● Provided information:
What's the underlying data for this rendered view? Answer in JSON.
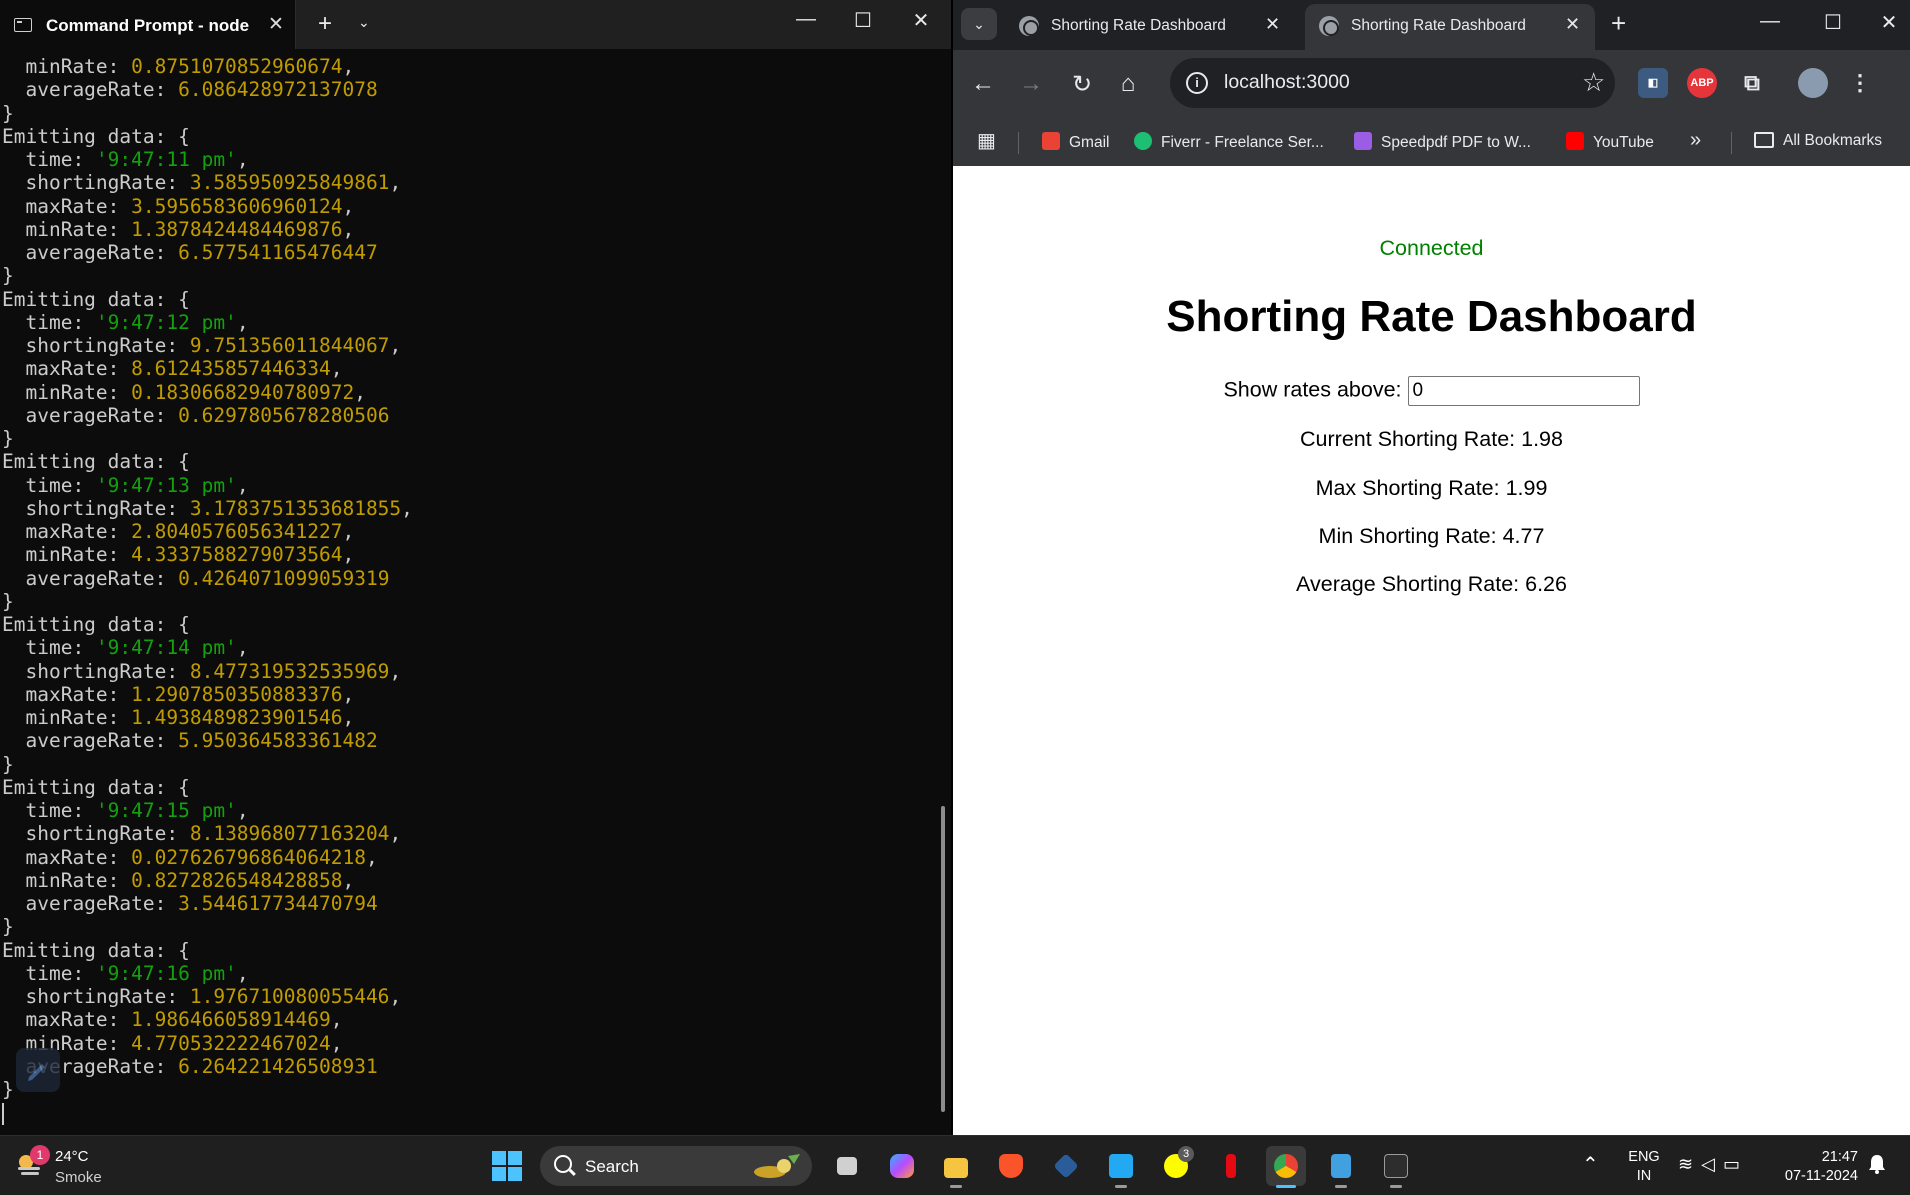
{
  "terminal": {
    "tab_title": "Command Prompt - node",
    "first_lines": [
      {
        "key": "minRate",
        "value": "0.8751070852960674"
      },
      {
        "key": "averageRate",
        "value": "6.086428972137078"
      }
    ],
    "emit_label": "Emitting data: {",
    "events": [
      {
        "time": "'9:47:11 pm'",
        "shortingRate": "3.585950925849861",
        "maxRate": "3.5956583606960124",
        "minRate": "1.3878424484469876",
        "averageRate": "6.5775411654764 47"
      },
      {
        "time": "'9:47:12 pm'",
        "shortingRate": "9.751356011844067",
        "maxRate": "8.612435857446334",
        "minRate": "0.18306682940780972",
        "averageRate": "0.6297805678280506"
      },
      {
        "time": "'9:47:13 pm'",
        "shortingRate": "3.1783751353681855",
        "maxRate": "2.8040576056341227",
        "minRate": "4.3337588279073564",
        "averageRate": "0.4264071099059319"
      },
      {
        "time": "'9:47:14 pm'",
        "shortingRate": "8.477319532535969",
        "maxRate": "1.2907850350883376",
        "minRate": "1.4938489823901546",
        "averageRate": "5.950364583361482"
      },
      {
        "time": "'9:47:15 pm'",
        "shortingRate": "8.138968077163204",
        "maxRate": "0.027626796864064218",
        "minRate": "0.8272826548428858",
        "averageRate": "3.544617734470794"
      },
      {
        "time": "'9:47:16 pm'",
        "shortingRate": "1.976710080055446",
        "maxRate": "1.986466058914469",
        "minRate": "4.770532222467024",
        "averageRate": "6.264221426508931"
      }
    ]
  },
  "browser": {
    "tabs": [
      {
        "title": "Shorting Rate Dashboard",
        "active": false
      },
      {
        "title": "Shorting Rate Dashboard",
        "active": true
      }
    ],
    "url": "localhost:3000",
    "bookmarks": [
      "Gmail",
      "Fiverr - Freelance Ser...",
      "Speedpdf PDF to W...",
      "YouTube"
    ],
    "all_bookmarks": "All Bookmarks",
    "extension_abp": "ABP"
  },
  "dashboard": {
    "status": "Connected",
    "title": "Shorting Rate Dashboard",
    "filter_label": "Show rates above:",
    "filter_value": "0",
    "current": "Current Shorting Rate: 1.98",
    "max": "Max Shorting Rate: 1.99",
    "min": "Min Shorting Rate: 4.77",
    "average": "Average Shorting Rate: 6.26"
  },
  "taskbar": {
    "weather_badge": "1",
    "temperature": "24°C",
    "condition": "Smoke",
    "search_label": "Search",
    "snapchat_badge": "3",
    "lang_1": "ENG",
    "lang_2": "IN",
    "time": "21:47",
    "date": "07-11-2024"
  },
  "colors": {
    "terminal_bg": "#0c0c0c",
    "number": "#c19c00",
    "string": "#13a10e",
    "connected": "#008000",
    "accent": "#4cc2ff"
  }
}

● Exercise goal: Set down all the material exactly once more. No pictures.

● Answer to this task:
What's the underlying data for this rendered view? Answer in JSON.
{
  "terminal": {
    "tab_title": "Command Prompt - node",
    "first_lines": [
      {
        "key": "minRate",
        "value": "0.8751070852960674"
      },
      {
        "key": "averageRate",
        "value": "6.086428972137078"
      }
    ],
    "emit_label": "Emitting data: {",
    "events": [
      {
        "time": "'9:47:11 pm'",
        "shortingRate": "3.585950925849861",
        "maxRate": "3.5956583606960124",
        "minRate": "1.3878424484469876",
        "averageRate": "6.5775411654764 47"
      },
      {
        "time": "'9:47:12 pm'",
        "shortingRate": "9.751356011844067",
        "maxRate": "8.612435857446334",
        "minRate": "0.18306682940780972",
        "averageRate": "0.6297805678280506"
      },
      {
        "time": "'9:47:13 pm'",
        "shortingRate": "3.1783751353681855",
        "maxRate": "2.8040576056341227",
        "minRate": "4.3337588279073564",
        "averageRate": "0.4264071099059319"
      },
      {
        "time": "'9:47:14 pm'",
        "shortingRate": "8.477319532535969",
        "maxRate": "1.2907850350883376",
        "minRate": "1.4938489823901546",
        "averageRate": "5.950364583361482"
      },
      {
        "time": "'9:47:15 pm'",
        "shortingRate": "8.138968077163204",
        "maxRate": "0.027626796864064218",
        "minRate": "0.8272826548428858",
        "averageRate": "3.544617734470794"
      },
      {
        "time": "'9:47:16 pm'",
        "shortingRate": "1.976710080055446",
        "maxRate": "1.986466058914469",
        "minRate": "4.770532222467024",
        "averageRate": "6.264221426508931"
      }
    ]
  },
  "browser": {
    "tabs": [
      {
        "title": "Shorting Rate Dashboard",
        "active": false
      },
      {
        "title": "Shorting Rate Dashboard",
        "active": true
      }
    ],
    "url": "localhost:3000",
    "bookmarks": [
      "Gmail",
      "Fiverr - Freelance Ser...",
      "Speedpdf PDF to W...",
      "YouTube"
    ],
    "all_bookmarks": "All Bookmarks",
    "extension_abp": "ABP"
  },
  "dashboard": {
    "status": "Connected",
    "title": "Shorting Rate Dashboard",
    "filter_label": "Show rates above:",
    "filter_value": "0",
    "current": "Current Shorting Rate: 1.98",
    "max": "Max Shorting Rate: 1.99",
    "min": "Min Shorting Rate: 4.77",
    "average": "Average Shorting Rate: 6.26"
  },
  "taskbar": {
    "weather_badge": "1",
    "temperature": "24°C",
    "condition": "Smoke",
    "search_label": "Search",
    "snapchat_badge": "3",
    "lang_1": "ENG",
    "lang_2": "IN",
    "time": "21:47",
    "date": "07-11-2024"
  },
  "colors": {
    "terminal_bg": "#0c0c0c",
    "number": "#c19c00",
    "string": "#13a10e",
    "connected": "#008000",
    "accent": "#4cc2ff"
  }
}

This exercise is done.